As mentioned above, the main asset of this collection is its part called "the historian's workshop". If the first chapters of each book provide their share of relevant updates and insights, which should be detailed volume by volume, the historian's workshop plunges us into fascinating historiographical debates and thus shows us a more alive than ever, even in new fields of research. There are classic quarrels such as the mutation of the year 1000 or the recoveries of Joan of Arc, but also questions about the sources, or on themes such as food in the Middle Ages. Let's insist: for that alone, the Belin collection is worth a detour.
The content, but also the form
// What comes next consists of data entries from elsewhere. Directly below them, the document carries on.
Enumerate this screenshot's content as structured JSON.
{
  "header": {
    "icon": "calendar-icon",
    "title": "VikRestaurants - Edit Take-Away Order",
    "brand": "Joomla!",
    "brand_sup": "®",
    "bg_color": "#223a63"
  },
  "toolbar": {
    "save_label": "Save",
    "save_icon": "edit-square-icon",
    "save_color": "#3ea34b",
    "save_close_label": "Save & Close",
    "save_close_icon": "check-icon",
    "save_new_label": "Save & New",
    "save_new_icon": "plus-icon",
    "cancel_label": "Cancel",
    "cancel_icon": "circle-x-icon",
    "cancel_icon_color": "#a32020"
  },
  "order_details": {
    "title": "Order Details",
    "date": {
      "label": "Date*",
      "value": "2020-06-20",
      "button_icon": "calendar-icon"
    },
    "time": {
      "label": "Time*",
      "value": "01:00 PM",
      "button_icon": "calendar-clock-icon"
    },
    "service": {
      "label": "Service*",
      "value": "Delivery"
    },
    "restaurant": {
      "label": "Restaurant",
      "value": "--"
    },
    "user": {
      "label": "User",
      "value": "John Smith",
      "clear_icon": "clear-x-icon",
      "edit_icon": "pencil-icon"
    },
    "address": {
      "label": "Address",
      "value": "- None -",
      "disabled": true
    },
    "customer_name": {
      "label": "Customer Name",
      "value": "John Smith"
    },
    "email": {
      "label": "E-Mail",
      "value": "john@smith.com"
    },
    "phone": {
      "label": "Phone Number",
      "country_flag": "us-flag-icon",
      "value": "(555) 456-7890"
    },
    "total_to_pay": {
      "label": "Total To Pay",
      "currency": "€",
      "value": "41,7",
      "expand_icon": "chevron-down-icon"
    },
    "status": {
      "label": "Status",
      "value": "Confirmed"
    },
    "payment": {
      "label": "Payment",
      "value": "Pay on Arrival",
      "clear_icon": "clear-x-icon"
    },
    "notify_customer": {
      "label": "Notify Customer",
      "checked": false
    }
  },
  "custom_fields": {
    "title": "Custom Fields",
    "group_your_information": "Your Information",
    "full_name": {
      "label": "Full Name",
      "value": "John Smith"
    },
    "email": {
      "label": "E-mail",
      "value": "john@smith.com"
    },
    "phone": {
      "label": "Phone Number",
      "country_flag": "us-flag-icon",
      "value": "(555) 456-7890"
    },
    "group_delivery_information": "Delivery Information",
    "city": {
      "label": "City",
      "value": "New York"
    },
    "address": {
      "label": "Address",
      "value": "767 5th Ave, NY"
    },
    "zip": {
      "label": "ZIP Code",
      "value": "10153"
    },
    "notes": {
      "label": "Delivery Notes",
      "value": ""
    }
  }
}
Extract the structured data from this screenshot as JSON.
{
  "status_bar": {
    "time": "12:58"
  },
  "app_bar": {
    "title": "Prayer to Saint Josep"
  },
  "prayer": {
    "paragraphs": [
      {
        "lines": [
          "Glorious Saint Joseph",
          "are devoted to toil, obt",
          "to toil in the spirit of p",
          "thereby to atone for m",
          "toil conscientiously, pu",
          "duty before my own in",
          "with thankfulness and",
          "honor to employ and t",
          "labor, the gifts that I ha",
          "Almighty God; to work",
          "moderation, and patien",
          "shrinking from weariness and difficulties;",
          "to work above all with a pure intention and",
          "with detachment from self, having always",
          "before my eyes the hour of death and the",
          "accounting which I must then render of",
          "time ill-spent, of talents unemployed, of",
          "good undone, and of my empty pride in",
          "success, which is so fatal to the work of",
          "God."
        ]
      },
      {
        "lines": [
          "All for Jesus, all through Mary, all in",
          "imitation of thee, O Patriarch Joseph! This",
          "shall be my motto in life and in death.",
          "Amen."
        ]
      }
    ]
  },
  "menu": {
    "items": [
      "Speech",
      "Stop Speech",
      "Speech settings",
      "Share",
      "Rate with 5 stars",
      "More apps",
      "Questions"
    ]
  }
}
The other success of this History of France is to be sought in the form. Each book is a success from a layout point of view: it's clear and pleasant to read. Above all, the iconography is impressive (over 200 illustrations for each volume), of high quality, relevant and sometimes unpublished; the same goes for the very many texts. The maps are not to be outdone, all original, without forgetting the complete appendices: biographies, glossaries, family trees, chronologies, indexes,… And for those who would like to go even further, the bibliographies, classified by chapter (very good idea) . Finally, each iconography is referenced, each source also. Hard to beat.
Such a gigantic and ambitious project, despite its undeniable qualities, obviously cannot be perfect. There would seem to have been some caveats on the maps of some volumes, but it is above all the approach that can be criticized. Indeed, while history tends more and more to include France in the history of Europe (even in school textbooks), even tends to orient itself towards the study of world history or of global history, a "Franco-centered" vision might seem a little too out of place, even dated, even if some volumes have a somewhat broader vision. This is however the only real criticism one could make, and it does not detract from the overall quality of the collection.
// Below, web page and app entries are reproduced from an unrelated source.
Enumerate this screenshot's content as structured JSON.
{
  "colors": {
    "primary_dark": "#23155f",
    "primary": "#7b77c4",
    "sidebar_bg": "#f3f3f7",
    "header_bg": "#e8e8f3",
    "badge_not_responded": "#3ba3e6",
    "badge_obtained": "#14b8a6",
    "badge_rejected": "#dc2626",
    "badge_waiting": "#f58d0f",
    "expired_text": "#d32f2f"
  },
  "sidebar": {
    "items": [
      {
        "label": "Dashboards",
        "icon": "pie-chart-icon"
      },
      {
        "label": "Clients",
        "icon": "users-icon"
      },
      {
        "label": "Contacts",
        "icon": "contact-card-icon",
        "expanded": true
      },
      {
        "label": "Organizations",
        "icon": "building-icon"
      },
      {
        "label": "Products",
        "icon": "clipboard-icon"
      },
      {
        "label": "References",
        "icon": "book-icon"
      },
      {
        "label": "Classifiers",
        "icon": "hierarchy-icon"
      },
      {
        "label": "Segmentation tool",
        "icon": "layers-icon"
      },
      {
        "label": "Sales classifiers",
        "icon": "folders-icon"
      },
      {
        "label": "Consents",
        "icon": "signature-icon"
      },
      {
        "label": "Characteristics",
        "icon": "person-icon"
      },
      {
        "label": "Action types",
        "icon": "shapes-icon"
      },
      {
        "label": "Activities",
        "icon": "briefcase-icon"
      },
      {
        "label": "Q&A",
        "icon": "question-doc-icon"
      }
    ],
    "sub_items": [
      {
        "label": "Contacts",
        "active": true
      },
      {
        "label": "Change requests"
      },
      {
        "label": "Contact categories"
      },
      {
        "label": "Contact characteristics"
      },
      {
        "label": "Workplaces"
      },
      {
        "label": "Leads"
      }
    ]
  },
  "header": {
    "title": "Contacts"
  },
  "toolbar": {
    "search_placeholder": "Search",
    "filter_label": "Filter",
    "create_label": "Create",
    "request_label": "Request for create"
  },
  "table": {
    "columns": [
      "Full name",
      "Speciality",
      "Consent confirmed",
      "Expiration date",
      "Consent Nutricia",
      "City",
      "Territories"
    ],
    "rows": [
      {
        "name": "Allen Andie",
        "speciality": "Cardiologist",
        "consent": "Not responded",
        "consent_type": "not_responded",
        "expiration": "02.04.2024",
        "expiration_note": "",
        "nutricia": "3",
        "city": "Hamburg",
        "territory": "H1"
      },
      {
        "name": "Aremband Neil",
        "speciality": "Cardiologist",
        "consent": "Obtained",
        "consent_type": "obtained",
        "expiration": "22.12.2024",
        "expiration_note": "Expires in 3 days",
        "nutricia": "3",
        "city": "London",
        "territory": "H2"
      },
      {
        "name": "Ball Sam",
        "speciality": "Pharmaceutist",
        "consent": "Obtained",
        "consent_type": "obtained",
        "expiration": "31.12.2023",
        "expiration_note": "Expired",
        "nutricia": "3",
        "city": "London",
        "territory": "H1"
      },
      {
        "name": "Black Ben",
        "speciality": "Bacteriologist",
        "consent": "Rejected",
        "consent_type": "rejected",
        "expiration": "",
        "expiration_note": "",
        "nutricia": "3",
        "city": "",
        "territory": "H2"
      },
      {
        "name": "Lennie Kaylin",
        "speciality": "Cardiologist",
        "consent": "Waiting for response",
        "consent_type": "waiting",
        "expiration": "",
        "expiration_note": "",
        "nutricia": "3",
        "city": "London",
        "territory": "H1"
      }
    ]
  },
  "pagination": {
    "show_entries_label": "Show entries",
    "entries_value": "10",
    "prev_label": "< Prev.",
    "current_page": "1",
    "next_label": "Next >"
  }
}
A new benchmark
The ambition of this History of France is first of all to interest the general public and non-professional but informed enthusiasts, while updating both the narrative of each period and the historiographical debates. And the bet is very largely successful. First of all, we are far from the "national novel" history of Lavisse and Michelet. The collection then turns out to be more pleasant and less difficult to read than that of Jean Favier at Fayard, and the presence (and the quality) of the iconography also makes it more affordable than that of Points Seuil (the ideal being to have both…). Finally, it is less "media" than the admittedly sympathetic History of France and the French from Decaux and Castelot.
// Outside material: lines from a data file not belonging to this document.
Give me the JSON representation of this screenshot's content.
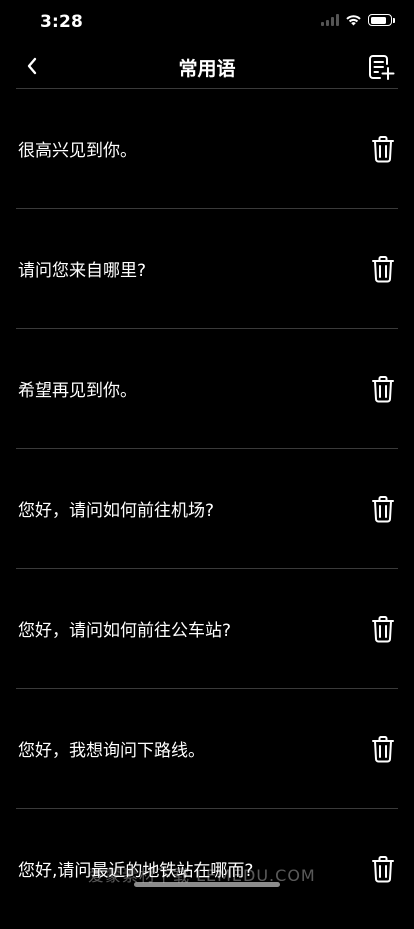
{
  "status_bar": {
    "time": "3:28",
    "battery_level": 0.85
  },
  "nav": {
    "title": "常用语",
    "back_icon": "chevron-left-icon",
    "action_icon": "note-add-icon"
  },
  "phrases": [
    {
      "text": "很高兴见到你。"
    },
    {
      "text": "请问您来自哪里?"
    },
    {
      "text": "希望再见到你。"
    },
    {
      "text": "您好，请问如何前往机场?"
    },
    {
      "text": "您好，请问如何前往公车站?"
    },
    {
      "text": "您好，我想询问下路线。"
    },
    {
      "text": "您好,请问最近的地铁站在哪而?"
    }
  ],
  "delete_icon": "trash-icon",
  "watermark": "爱蒙素材下载 LEMEDU.COM"
}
TheHistory of France Editions Belin is therefore undoubtedly a new benchmark in the field. Everyone should find their account in the period that interests them, including several volumes. It should also be noted that given the quality of form and substance of the works, the price is largely reasonable. For collectors, there is a prestige edition.
- Collection of the History of France, directed by Joël Cornette, Belin editions.
Joël Cornette is an associate of the University, a former student of the ENS de Saint-Cloud, professor at the University of Paris VIII-Vincennes-Saint-Denis.
Books already published (March 2011):
- France before France (481-888), Geneviève Bührer-Thierry, Charles Mériaux.
- Feudalism (888-1180), Florian Mazel.
- The time of the Hundred Years War (1328-1453), Boris Bove.
- The Renaissance (1453-1559), Philippe Hamon.
- The Wars of Religion (1559-1629), Nicolas Le Roux.
- Revolution Consulate Empire (1789-1815), Michel Biard, Philippe Bourdin, Silvia Marzagalli.
- The revolution unfinished (1815-1870), Sylvie Aprile.
- The Republic imagined (1870-1914), Vincent Duclert.
- France of the present time (1945-2005), Michelle Zancarini, Christian Delacroix.
Books to be published:
- The Absolute Kings (1630-1715), Hervé Drévillon.
- The Great Wars (1914-1945), Nicolas Beaupré.
- The Capetian Golden Age (1180-1328), Jean-Christophe Cassard.
- France of the Enlightenment (1715-1789), Pierre-Yves Beaurepaire.